The New York City Landmarks Preservation Commission (LPC) has designated the Coney Island (Riegelmann) Boardwalk in Brooklyn a Scenic Landmark in recognition of its cultural and historical significance.
Since opening on May 15, 1923, the Coney Island Boardwalk has been one of the best-known waterfront promenades in the world, providing access to the beach, amusements, and ocean views. Scenic landmark designation is expected to protect the boardwalk’s presence along the beachfront and preserve this iconic site for future generations. Continue reading
The Landmarks Preservation Commission (LPC) has proposed to overhaul its rules under the guise of “increasing transparency.”

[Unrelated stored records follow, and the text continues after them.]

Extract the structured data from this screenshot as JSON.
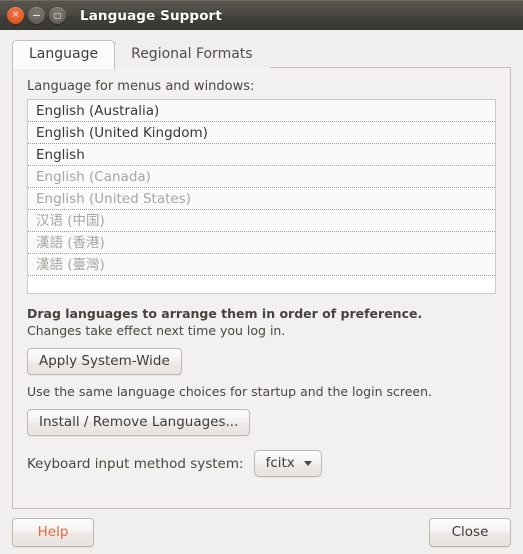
{
  "window": {
    "title": "Language Support",
    "controls": [
      {
        "name": "close",
        "glyph": "×"
      },
      {
        "name": "minimize",
        "glyph": "−"
      },
      {
        "name": "maximize",
        "glyph": "□"
      }
    ]
  },
  "tabs": [
    {
      "label": "Language",
      "active": true
    },
    {
      "label": "Regional Formats",
      "active": false
    }
  ],
  "language_tab": {
    "list_label": "Language for menus and windows:",
    "languages": [
      {
        "label": "English (Australia)",
        "enabled": true
      },
      {
        "label": "English (United Kingdom)",
        "enabled": true
      },
      {
        "label": "English",
        "enabled": true
      },
      {
        "label": "English (Canada)",
        "enabled": false
      },
      {
        "label": "English (United States)",
        "enabled": false
      },
      {
        "label": "汉语 (中国)",
        "enabled": false
      },
      {
        "label": "漢語 (香港)",
        "enabled": false
      },
      {
        "label": "漢語 (臺灣)",
        "enabled": false
      }
    ],
    "drag_hint": "Drag languages to arrange them in order of preference.",
    "changes_hint": "Changes take effect next time you log in.",
    "apply_button": "Apply System-Wide",
    "apply_hint": "Use the same language choices for startup and the login screen.",
    "install_button": "Install / Remove Languages...",
    "keyboard_label": "Keyboard input method system:",
    "keyboard_value": "fcitx"
  },
  "footer": {
    "help_label": "Help",
    "close_label": "Close"
  },
  "colors": {
    "accent_orange": "#e8693c",
    "titlebar_dark": "#4b4943",
    "enabled_text": "#3a3733",
    "disabled_text": "#a9a5a0"
  }
}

Dissenting organizations argue that the proposed changes will actually eliminate transparency, take away public oversight, and give more decision-making to Chair Meenakshi Srinivasan who, acting at the direction of the Bill de Blasio administration, has proven hostile towards historic neighborhoods and the Landmarks Law.
A hearing on the proposed changes will be on March 27, 2018 at 9:30 at 1 Centre Street. Continue reading
New York City’s Historic Districts Council Public Review Committee is a group that reviews Certificate of Appropriateness applications submitted to New York City’s Landmarks Preservation Commission (LPC).
The volunteer committee and professional staff examine each proposal and create testimony that is read to the Commission at public hearings. The following properties were some of the biggest projects that were reviewed this past year. Continue reading
The New York City Landmarks Preservation Commission (LPC) has launched a new, enhanced version of its interactive map Discover NYC Landmarks that for the first time includes easily accessible and detailed information on each of the nearly 34,000 historic buildings within the City’s 141 historic districts.
This release complements the map’s existing information on the more than 1,400 individual landmarks, and provides an unparalleled resource for understanding and exploring the city’s built heritage. The LPC’s web map is based on the largest and most comprehensive historic building data collection created by any municipal preservation agency in the United States. Continue reading
“It is the sense of the council that the standing of this city as a worldwide tourist center and world capital of business, culture and government cannot be maintained or enhanced by disregarding the historical and architectural heritage of the city and by countenancing the destruction of such cultural assets.” – New York City Council, April 6, 1965 Continue reading
339 West 29th Street, aka the Hopper-Gibbons House in the Lamartine Place Historic District is a former Underground Railroad stop in Chelsea, Manhattan.
The house and the row was designated as an historic district for cultural reasons – the family of no. 339 was violently attacked in the 1863 Draft Riots for harboring runaway slaves. The abolitionists escaped via the rooftop, hopping house to house until ultimately making a safe exit through a neighboring home. Continue reading
On June 23, the New York City Landmark Preservation Commission (LPC) voted unanimously to designate the Stonewall Inn an Individual Historic Landmark. The site is the location of the Stonewall riots of June 1969, an event that helped spark the current LGBTQ Pride Movement.
The building is already protected as part of the Greenwich Village Historic District and its significance derives entirely from its historical, social and cultural importance, rather than architectural, marking it a unique designation for the LPC. Continue reading
The Museum of the City of New York will present a new exhibit, Saving Place: 50 Years of New York City Landmarks, a comprehensive exhibition exploring the roots and impact of a landmark preservation movement and its impact on New York City. The exhibit will run Tuesday, April 21 through September 13, 2015.
New York’s landmark preservation movement developed over many years, but was galvanized by large historic losses in the early 1960s, most notably the demolition of the world famous and architecturally significant Pennsylvania Station in 1963. Continue reading
UPDATE 12/5: The New York Times is reporting that the NYC Landmarks Preservation Commission has dropped its plan to remove 96 sites from landmark consideration.
The New York City Landmarks Preservation Commission (LPC) has announced an Administrative Action to “de-calendar” 94 proposed Individual Landmarks and two proposed Historic Districts from its roster (see map and list). These properties have been “Calendared” or “Heard But Not Designated” for at least five years. Continue reading
After many thoughtful meetings and two site visits to The Frick over several months, the Historic Districts Council has determined that we cannot support the proposed institutional expansion at the individually landmarked Frick. Our thoughts are outlined in our statement below:
In a city of superlatives, The Frick is unique. One of the last remaining Millionaire’s Row mansions of the Gilded Age, The Frick residence was designed from the beginning to become a museum. Henry Clay Frick stipulated in his will that his home become “a public gallery of art to which the entire public shall forever have access…”and to this end, a separate Board of Directors for his art collection was established after his death in 1920. After the death of Mr. Frick’s wife Adelaide in 1931, architect John Russell Pope was commissioned to architecturally guide the mansion’s transition to a museum (described in its 1973 designation report as “sensitive architectural blendings of alterations and additions with the original mansion”). From its beginnings, The Frick has been a thoughtful, considered place. Continue reading